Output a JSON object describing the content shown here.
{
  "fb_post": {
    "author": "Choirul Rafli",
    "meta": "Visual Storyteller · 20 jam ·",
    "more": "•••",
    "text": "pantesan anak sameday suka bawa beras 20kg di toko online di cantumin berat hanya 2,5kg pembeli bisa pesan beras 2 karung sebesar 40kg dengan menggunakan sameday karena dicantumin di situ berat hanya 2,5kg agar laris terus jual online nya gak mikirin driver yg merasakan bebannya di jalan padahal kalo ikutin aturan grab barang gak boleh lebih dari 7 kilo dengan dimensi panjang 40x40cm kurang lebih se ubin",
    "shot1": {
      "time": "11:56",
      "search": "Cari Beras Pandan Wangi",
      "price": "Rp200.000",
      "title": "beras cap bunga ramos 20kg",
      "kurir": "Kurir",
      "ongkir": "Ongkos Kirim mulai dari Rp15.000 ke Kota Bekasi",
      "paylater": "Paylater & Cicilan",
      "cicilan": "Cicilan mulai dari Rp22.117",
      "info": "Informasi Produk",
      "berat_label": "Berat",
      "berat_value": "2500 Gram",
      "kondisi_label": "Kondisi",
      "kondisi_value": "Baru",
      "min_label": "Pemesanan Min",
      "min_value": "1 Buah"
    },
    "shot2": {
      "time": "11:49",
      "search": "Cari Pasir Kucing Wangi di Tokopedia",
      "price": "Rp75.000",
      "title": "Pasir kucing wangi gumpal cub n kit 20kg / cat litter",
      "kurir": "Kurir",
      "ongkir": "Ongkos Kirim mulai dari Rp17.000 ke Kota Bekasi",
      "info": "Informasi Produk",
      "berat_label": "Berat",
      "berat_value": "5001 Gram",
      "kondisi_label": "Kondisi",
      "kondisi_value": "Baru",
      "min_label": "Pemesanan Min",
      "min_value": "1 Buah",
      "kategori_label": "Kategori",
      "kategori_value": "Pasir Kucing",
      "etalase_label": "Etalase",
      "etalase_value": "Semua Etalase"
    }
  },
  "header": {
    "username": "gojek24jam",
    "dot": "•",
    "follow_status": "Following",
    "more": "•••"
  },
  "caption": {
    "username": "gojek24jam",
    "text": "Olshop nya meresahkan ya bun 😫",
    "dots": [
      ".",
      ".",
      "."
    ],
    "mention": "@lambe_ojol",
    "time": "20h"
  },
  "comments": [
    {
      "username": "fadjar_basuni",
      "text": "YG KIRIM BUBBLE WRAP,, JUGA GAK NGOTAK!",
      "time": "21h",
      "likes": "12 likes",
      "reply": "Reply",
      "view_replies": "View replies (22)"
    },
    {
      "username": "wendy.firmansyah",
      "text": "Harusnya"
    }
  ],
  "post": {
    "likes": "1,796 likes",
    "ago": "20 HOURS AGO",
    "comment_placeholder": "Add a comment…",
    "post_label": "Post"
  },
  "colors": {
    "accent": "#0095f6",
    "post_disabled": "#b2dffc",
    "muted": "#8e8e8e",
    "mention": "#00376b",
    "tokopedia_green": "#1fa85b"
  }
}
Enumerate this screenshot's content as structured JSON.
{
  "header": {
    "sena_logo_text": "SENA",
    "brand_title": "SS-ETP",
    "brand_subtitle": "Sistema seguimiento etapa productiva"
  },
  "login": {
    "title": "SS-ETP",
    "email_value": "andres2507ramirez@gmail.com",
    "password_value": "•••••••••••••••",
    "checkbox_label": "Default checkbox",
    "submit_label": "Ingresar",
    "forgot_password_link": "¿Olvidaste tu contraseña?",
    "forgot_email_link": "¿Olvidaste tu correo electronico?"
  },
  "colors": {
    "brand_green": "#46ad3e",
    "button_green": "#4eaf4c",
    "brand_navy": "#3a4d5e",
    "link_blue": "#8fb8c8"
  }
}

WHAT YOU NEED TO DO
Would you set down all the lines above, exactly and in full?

EXERCISE ANSWER
Output a JSON object describing the content shown here.
{
  "fb_post": {
    "author": "Choirul Rafli",
    "meta": "Visual Storyteller · 20 jam ·",
    "more": "•••",
    "text": "pantesan anak sameday suka bawa beras 20kg di toko online di cantumin berat hanya 2,5kg pembeli bisa pesan beras 2 karung sebesar 40kg dengan menggunakan sameday karena dicantumin di situ berat hanya 2,5kg agar laris terus jual online nya gak mikirin driver yg merasakan bebannya di jalan padahal kalo ikutin aturan grab barang gak boleh lebih dari 7 kilo dengan dimensi panjang 40x40cm kurang lebih se ubin",
    "shot1": {
      "time": "11:56",
      "search": "Cari Beras Pandan Wangi",
      "price": "Rp200.000",
      "title": "beras cap bunga ramos 20kg",
      "kurir": "Kurir",
      "ongkir": "Ongkos Kirim mulai dari Rp15.000 ke Kota Bekasi",
      "paylater": "Paylater & Cicilan",
      "cicilan": "Cicilan mulai dari Rp22.117",
      "info": "Informasi Produk",
      "berat_label": "Berat",
      "berat_value": "2500 Gram",
      "kondisi_label": "Kondisi",
      "kondisi_value": "Baru",
      "min_label": "Pemesanan Min",
      "min_value": "1 Buah"
    },
    "shot2": {
      "time": "11:49",
      "search": "Cari Pasir Kucing Wangi di Tokopedia",
      "price": "Rp75.000",
      "title": "Pasir kucing wangi gumpal cub n kit 20kg / cat litter",
      "kurir": "Kurir",
      "ongkir": "Ongkos Kirim mulai dari Rp17.000 ke Kota Bekasi",
      "info": "Informasi Produk",
      "berat_label": "Berat",
      "berat_value": "5001 Gram",
      "kondisi_label": "Kondisi",
      "kondisi_value": "Baru",
      "min_label": "Pemesanan Min",
      "min_value": "1 Buah",
      "kategori_label": "Kategori",
      "kategori_value": "Pasir Kucing",
      "etalase_label": "Etalase",
      "etalase_value": "Semua Etalase"
    }
  },
  "header": {
    "username": "gojek24jam",
    "dot": "•",
    "follow_status": "Following",
    "more": "•••"
  },
  "caption": {
    "username": "gojek24jam",
    "text": "Olshop nya meresahkan ya bun 😫",
    "dots": [
      ".",
      ".",
      "."
    ],
    "mention": "@lambe_ojol",
    "time": "20h"
  },
  "comments": [
    {
      "username": "fadjar_basuni",
      "text": "YG KIRIM BUBBLE WRAP,, JUGA GAK NGOTAK!",
      "time": "21h",
      "likes": "12 likes",
      "reply": "Reply",
      "view_replies": "View replies (22)"
    },
    {
      "username": "wendy.firmansyah",
      "text": "Harusnya"
    }
  ],
  "post": {
    "likes": "1,796 likes",
    "ago": "20 HOURS AGO",
    "comment_placeholder": "Add a comment…",
    "post_label": "Post"
  },
  "colors": {
    "accent": "#0095f6",
    "post_disabled": "#b2dffc",
    "muted": "#8e8e8e",
    "mention": "#00376b",
    "tokopedia_green": "#1fa85b"
  }
}
Enumerate this screenshot's content as structured JSON.
{
  "header": {
    "sena_logo_text": "SENA",
    "brand_title": "SS-ETP",
    "brand_subtitle": "Sistema seguimiento etapa productiva"
  },
  "login": {
    "title": "SS-ETP",
    "email_value": "andres2507ramirez@gmail.com",
    "password_value": "•••••••••••••••",
    "checkbox_label": "Default checkbox",
    "submit_label": "Ingresar",
    "forgot_password_link": "¿Olvidaste tu contraseña?",
    "forgot_email_link": "¿Olvidaste tu correo electronico?"
  },
  "colors": {
    "brand_green": "#46ad3e",
    "button_green": "#4eaf4c",
    "brand_navy": "#3a4d5e",
    "link_blue": "#8fb8c8"
  }
}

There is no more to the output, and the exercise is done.